[Excerpts from an interface dataset]
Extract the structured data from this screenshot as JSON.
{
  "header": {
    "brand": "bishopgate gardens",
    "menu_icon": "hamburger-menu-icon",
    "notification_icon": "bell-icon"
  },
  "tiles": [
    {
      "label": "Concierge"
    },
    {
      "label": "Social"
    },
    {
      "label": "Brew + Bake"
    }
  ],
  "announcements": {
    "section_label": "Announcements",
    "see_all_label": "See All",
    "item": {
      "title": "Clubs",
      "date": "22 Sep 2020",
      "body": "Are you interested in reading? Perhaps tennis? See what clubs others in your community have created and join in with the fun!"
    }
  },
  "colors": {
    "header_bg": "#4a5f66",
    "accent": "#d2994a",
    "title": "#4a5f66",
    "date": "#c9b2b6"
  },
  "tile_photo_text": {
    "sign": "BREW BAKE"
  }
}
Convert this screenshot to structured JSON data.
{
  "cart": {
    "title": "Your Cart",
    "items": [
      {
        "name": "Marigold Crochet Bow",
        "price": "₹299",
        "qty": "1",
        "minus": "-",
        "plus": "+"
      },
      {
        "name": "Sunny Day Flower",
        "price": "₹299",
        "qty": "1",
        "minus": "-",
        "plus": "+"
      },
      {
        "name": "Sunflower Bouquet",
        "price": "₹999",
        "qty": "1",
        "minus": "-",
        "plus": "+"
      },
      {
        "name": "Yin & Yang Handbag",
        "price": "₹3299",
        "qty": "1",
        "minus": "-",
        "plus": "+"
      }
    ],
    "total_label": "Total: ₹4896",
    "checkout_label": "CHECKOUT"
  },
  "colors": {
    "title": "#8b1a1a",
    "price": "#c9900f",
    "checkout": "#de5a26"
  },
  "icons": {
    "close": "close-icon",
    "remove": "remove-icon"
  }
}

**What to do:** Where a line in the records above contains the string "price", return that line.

**Your solution:**
        "price": "₹299",
        "price": "₹299",
        "price": "₹999",
        "price": "₹3299",
    "price": "#c9900f",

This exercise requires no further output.